=== Section Start ===
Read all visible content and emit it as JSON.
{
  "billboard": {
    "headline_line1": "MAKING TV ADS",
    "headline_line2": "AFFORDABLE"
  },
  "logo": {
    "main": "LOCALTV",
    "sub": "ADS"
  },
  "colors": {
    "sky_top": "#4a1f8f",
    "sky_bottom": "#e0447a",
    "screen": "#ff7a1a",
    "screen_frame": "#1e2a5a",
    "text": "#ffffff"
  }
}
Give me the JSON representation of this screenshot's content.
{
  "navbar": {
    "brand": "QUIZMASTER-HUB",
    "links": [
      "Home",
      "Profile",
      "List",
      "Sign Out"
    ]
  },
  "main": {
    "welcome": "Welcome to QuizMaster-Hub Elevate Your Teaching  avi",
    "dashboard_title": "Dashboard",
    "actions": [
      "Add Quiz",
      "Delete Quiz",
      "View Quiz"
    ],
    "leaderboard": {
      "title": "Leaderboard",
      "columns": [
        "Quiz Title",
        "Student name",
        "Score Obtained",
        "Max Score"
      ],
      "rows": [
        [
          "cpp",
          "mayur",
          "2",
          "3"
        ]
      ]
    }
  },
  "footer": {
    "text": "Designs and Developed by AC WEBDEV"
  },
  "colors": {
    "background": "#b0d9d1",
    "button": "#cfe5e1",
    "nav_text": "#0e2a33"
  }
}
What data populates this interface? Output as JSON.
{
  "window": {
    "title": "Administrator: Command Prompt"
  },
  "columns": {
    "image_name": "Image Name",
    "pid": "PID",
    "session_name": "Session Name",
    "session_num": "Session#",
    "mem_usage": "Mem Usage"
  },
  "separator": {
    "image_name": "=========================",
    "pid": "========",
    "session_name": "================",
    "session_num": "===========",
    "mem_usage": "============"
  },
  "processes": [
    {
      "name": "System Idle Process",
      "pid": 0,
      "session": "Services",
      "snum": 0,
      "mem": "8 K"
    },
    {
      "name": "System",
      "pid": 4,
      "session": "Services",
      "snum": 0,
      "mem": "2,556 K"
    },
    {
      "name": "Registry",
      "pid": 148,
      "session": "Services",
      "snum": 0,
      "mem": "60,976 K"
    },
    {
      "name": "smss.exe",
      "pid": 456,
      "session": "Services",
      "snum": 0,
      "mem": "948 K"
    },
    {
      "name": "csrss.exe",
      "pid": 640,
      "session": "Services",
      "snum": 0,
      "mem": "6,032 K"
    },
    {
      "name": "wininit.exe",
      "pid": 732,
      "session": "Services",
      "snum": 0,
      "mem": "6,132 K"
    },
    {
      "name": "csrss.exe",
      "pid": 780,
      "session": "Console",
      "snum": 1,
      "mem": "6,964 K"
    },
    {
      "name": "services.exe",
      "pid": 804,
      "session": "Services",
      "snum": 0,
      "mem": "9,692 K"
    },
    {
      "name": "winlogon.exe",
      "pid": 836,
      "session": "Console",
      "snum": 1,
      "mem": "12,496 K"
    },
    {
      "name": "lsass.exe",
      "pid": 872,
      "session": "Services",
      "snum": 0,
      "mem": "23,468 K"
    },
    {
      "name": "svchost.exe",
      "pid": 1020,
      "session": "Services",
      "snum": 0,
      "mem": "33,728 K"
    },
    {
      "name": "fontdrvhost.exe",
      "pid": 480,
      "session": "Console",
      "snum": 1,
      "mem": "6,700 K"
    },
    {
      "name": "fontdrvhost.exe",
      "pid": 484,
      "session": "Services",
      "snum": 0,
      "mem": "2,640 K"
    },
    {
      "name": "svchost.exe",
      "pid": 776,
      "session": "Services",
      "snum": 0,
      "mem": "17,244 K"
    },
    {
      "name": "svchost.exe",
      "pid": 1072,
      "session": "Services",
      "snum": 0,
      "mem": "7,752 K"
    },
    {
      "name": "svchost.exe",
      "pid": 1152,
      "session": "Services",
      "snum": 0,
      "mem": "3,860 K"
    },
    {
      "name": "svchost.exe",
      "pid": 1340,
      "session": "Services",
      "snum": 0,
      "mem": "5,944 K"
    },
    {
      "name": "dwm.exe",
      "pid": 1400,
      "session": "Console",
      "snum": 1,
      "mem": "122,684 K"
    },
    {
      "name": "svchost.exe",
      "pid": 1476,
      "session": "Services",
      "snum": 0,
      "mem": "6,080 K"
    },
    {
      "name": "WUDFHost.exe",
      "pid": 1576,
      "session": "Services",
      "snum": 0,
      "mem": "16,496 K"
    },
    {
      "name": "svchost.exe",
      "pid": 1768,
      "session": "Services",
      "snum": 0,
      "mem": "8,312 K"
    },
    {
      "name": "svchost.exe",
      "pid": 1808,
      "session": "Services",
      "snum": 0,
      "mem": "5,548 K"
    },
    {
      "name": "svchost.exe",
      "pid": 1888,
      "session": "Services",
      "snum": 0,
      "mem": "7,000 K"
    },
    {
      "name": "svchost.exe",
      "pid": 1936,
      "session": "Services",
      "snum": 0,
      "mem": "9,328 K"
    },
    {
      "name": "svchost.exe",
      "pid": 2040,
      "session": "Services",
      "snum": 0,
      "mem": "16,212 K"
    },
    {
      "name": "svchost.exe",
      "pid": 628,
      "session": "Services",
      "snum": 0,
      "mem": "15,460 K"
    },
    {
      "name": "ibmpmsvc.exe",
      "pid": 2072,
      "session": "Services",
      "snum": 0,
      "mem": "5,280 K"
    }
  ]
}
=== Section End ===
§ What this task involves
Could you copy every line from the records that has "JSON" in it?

§ Response area
Read all visible content and emit it as JSON.
Give me the JSON representation of this screenshot's content.
What data populates this interface? Output as JSON.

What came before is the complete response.